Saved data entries
______________________________

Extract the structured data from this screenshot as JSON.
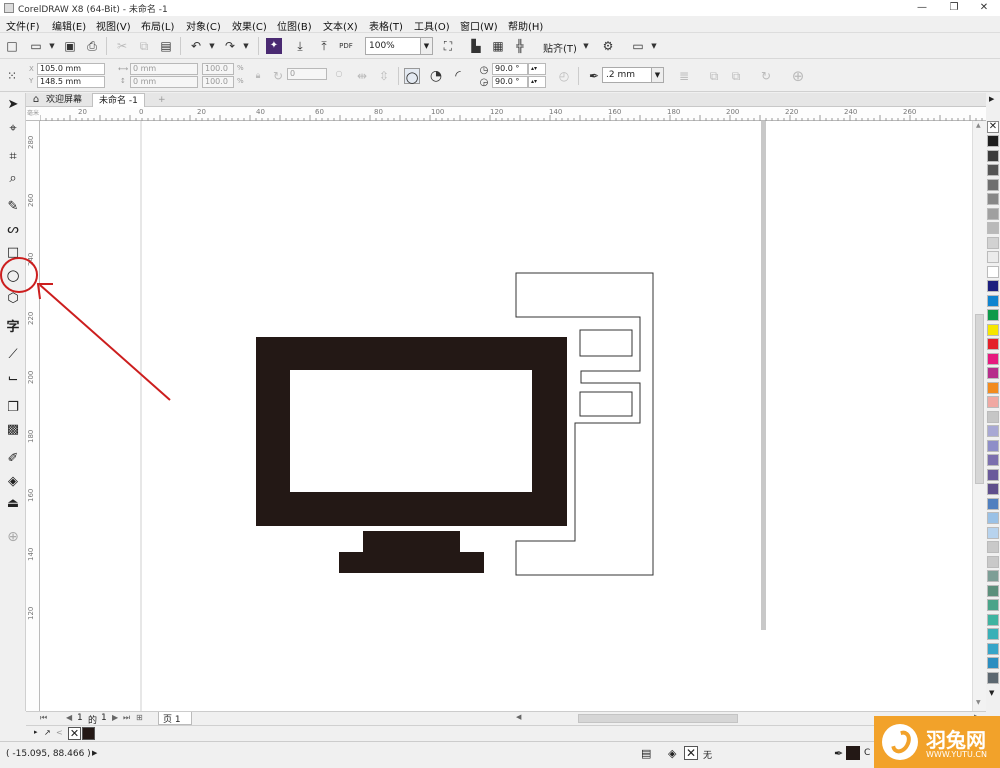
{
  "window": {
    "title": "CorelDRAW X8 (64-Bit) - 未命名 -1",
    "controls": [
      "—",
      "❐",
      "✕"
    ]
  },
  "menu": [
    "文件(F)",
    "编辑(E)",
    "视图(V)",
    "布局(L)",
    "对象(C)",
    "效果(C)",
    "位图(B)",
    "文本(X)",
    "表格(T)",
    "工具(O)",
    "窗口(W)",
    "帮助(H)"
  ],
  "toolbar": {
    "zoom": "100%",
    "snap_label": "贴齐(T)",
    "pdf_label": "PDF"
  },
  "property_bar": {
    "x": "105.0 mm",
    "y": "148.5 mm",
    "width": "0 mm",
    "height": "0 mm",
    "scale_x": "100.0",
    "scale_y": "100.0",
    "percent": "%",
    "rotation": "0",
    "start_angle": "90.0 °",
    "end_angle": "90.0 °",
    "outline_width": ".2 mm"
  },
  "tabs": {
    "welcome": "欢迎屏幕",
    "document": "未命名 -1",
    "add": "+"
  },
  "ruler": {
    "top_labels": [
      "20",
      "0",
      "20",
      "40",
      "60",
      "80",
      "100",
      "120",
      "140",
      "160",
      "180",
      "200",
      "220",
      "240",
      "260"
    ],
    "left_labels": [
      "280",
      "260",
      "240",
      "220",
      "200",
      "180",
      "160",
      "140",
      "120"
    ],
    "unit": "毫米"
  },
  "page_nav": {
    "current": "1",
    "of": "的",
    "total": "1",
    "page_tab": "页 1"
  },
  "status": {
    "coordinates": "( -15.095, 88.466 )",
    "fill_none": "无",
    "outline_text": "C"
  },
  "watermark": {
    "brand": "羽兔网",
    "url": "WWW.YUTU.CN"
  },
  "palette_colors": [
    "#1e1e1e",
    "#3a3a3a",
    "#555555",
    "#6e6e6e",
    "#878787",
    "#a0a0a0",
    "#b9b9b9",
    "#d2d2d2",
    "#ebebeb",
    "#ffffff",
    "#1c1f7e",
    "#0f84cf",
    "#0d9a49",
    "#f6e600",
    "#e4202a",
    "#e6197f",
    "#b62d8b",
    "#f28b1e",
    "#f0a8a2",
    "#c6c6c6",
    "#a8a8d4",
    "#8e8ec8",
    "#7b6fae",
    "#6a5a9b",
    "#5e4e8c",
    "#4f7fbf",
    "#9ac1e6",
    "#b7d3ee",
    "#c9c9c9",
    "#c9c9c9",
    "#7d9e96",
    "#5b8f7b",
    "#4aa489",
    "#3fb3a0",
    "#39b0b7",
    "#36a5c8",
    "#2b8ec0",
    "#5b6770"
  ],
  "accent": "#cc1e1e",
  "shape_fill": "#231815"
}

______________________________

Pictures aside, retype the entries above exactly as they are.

Extract the structured data from this screenshot as JSON.
{
  "window": {
    "title": "CorelDRAW X8 (64-Bit) - 未命名 -1",
    "controls": [
      "—",
      "❐",
      "✕"
    ]
  },
  "menu": [
    "文件(F)",
    "编辑(E)",
    "视图(V)",
    "布局(L)",
    "对象(C)",
    "效果(C)",
    "位图(B)",
    "文本(X)",
    "表格(T)",
    "工具(O)",
    "窗口(W)",
    "帮助(H)"
  ],
  "toolbar": {
    "zoom": "100%",
    "snap_label": "贴齐(T)",
    "pdf_label": "PDF"
  },
  "property_bar": {
    "x": "105.0 mm",
    "y": "148.5 mm",
    "width": "0 mm",
    "height": "0 mm",
    "scale_x": "100.0",
    "scale_y": "100.0",
    "percent": "%",
    "rotation": "0",
    "start_angle": "90.0 °",
    "end_angle": "90.0 °",
    "outline_width": ".2 mm"
  },
  "tabs": {
    "welcome": "欢迎屏幕",
    "document": "未命名 -1",
    "add": "+"
  },
  "ruler": {
    "top_labels": [
      "20",
      "0",
      "20",
      "40",
      "60",
      "80",
      "100",
      "120",
      "140",
      "160",
      "180",
      "200",
      "220",
      "240",
      "260"
    ],
    "left_labels": [
      "280",
      "260",
      "240",
      "220",
      "200",
      "180",
      "160",
      "140",
      "120"
    ],
    "unit": "毫米"
  },
  "page_nav": {
    "current": "1",
    "of": "的",
    "total": "1",
    "page_tab": "页 1"
  },
  "status": {
    "coordinates": "( -15.095, 88.466 )",
    "fill_none": "无",
    "outline_text": "C"
  },
  "watermark": {
    "brand": "羽兔网",
    "url": "WWW.YUTU.CN"
  },
  "palette_colors": [
    "#1e1e1e",
    "#3a3a3a",
    "#555555",
    "#6e6e6e",
    "#878787",
    "#a0a0a0",
    "#b9b9b9",
    "#d2d2d2",
    "#ebebeb",
    "#ffffff",
    "#1c1f7e",
    "#0f84cf",
    "#0d9a49",
    "#f6e600",
    "#e4202a",
    "#e6197f",
    "#b62d8b",
    "#f28b1e",
    "#f0a8a2",
    "#c6c6c6",
    "#a8a8d4",
    "#8e8ec8",
    "#7b6fae",
    "#6a5a9b",
    "#5e4e8c",
    "#4f7fbf",
    "#9ac1e6",
    "#b7d3ee",
    "#c9c9c9",
    "#c9c9c9",
    "#7d9e96",
    "#5b8f7b",
    "#4aa489",
    "#3fb3a0",
    "#39b0b7",
    "#36a5c8",
    "#2b8ec0",
    "#5b6770"
  ],
  "accent": "#cc1e1e",
  "shape_fill": "#231815"
}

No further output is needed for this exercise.